It is always best done in an assertive way. To be honest, pointing the players to this question would not be a bad starting point. You could give examples from $media that you like and want the game to be similar to as well as $media that you do not wish to emulate.
For example: I want to run a game set in the Christian Kingdom of Jerusalem based on a historical setting where evil is what men do and neither pre-ordained by God nor Devil created. Paladins (Templar knights really) can be good and evil but mostly are just men. The films Arn: Knight Templar and El Cid would capture what I want well. Ridley Scott's aberration named Robin Hood is a summary of all things I do not want to see in the game...
As a side note, you could ask the players for advise on which system to use to best model what you wish the game to be. Because system apparently matters or something... In addition to that, the players could help design some of the NPCs that they will face thus creating NPCs they will care about -- or love to hate, or both!
You second part ([...]the most natural choice of play-style[...]) is trivial once you get player buy-in into your game. Clearly, your game must support a setting that conforms to your own rules as given above. In my setting above, killing large amount of Muslims bandits as Templar knights is clearly a very foolish thing to do. So is, as Muslims, killing Christian pilgrims. In this setting, the only thing violence will do is generate more violence.
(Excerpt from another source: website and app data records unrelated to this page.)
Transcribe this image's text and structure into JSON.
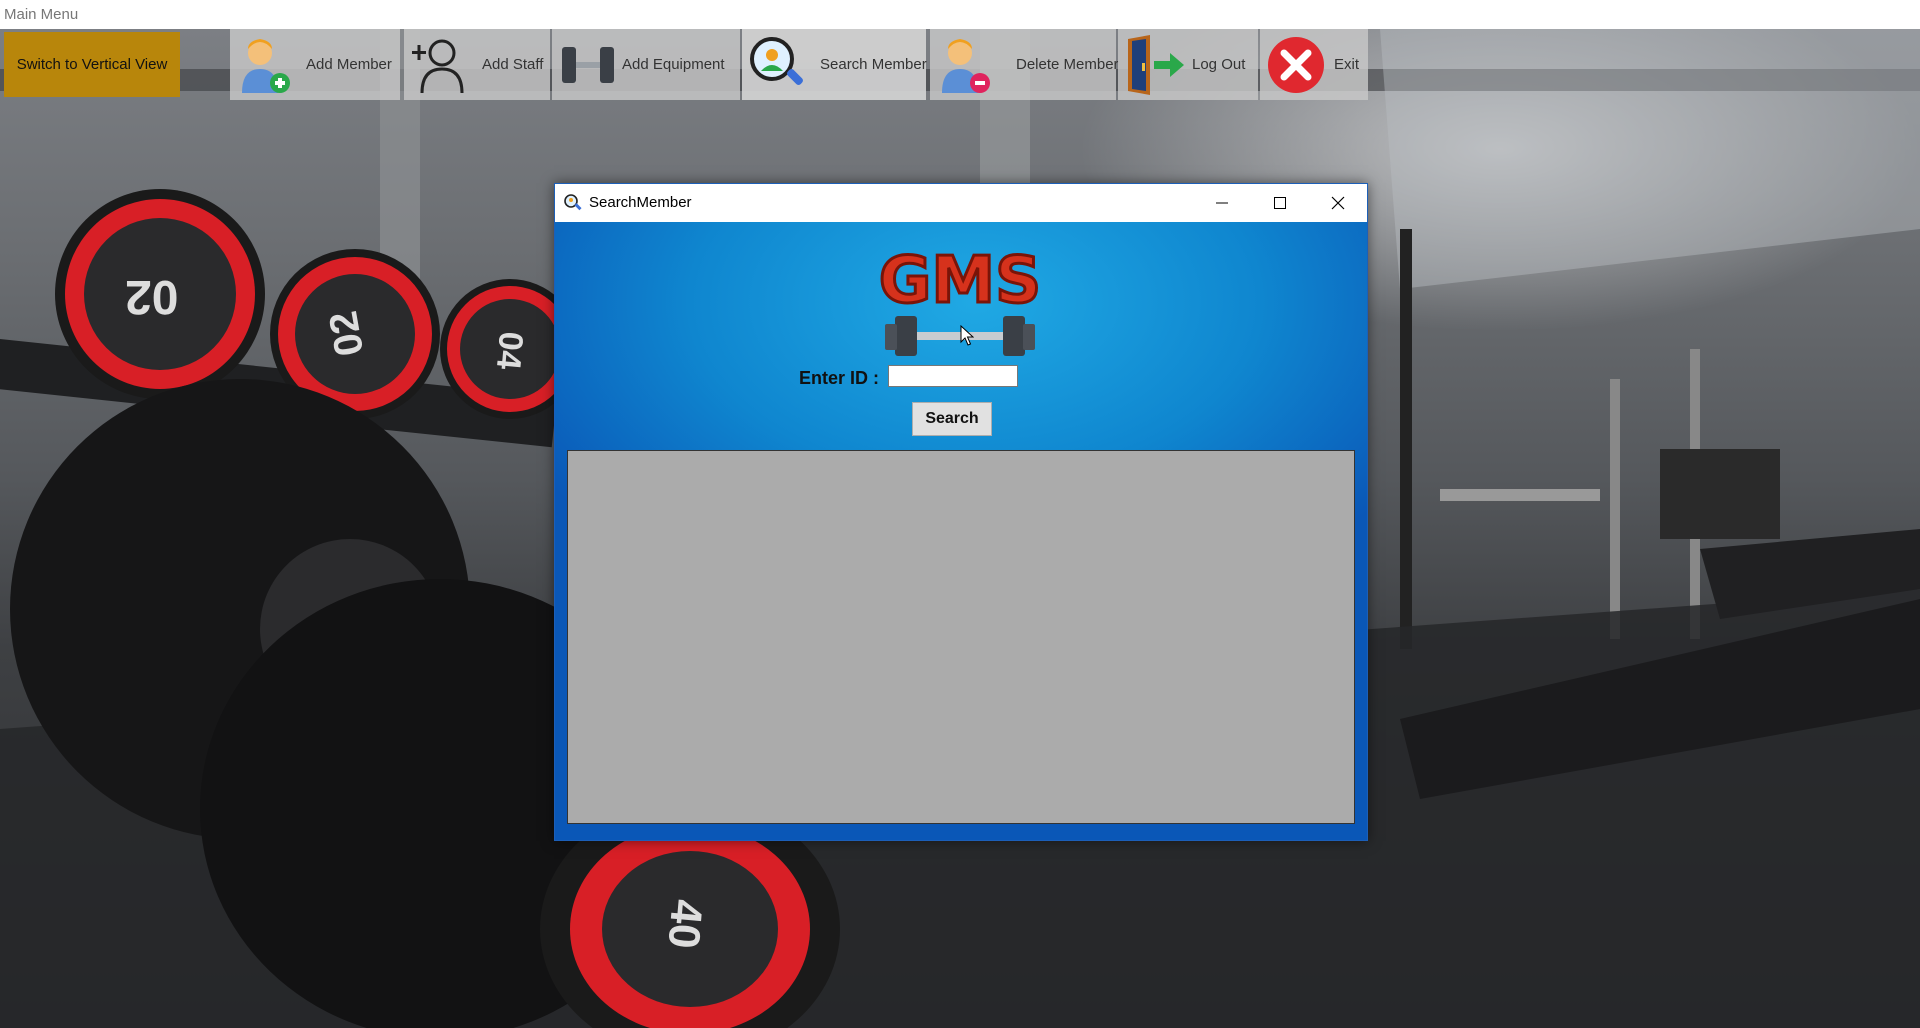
{
  "window": {
    "title": "Main Menu"
  },
  "toolbar": {
    "switch_label": "Switch to Vertical View",
    "buttons": [
      {
        "label": "Add Member",
        "icon": "add-member-icon"
      },
      {
        "label": "Add Staff",
        "icon": "add-staff-icon"
      },
      {
        "label": "Add Equipment",
        "icon": "dumbbell-icon"
      },
      {
        "label": "Search Member",
        "icon": "search-member-icon"
      },
      {
        "label": "Delete Member",
        "icon": "delete-member-icon"
      },
      {
        "label": "Log Out",
        "icon": "logout-door-icon"
      },
      {
        "label": "Exit",
        "icon": "exit-icon"
      }
    ]
  },
  "background": {
    "plate_labels": [
      "02",
      "02",
      "04",
      "40"
    ]
  },
  "dialog": {
    "title": "SearchMember",
    "logo_text": "GMS",
    "id_label": "Enter ID :",
    "id_value": "",
    "search_label": "Search"
  },
  "colors": {
    "switch_button": "#b8860b",
    "dialog_gradient_top": "#20a9e4",
    "dialog_gradient_bottom": "#0a57b7",
    "logo_red": "#d6321c",
    "result_grid": "#ababab"
  }
}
If all your in-games problems could be solved by klling it with fire, then as a GM you have failed. ^_~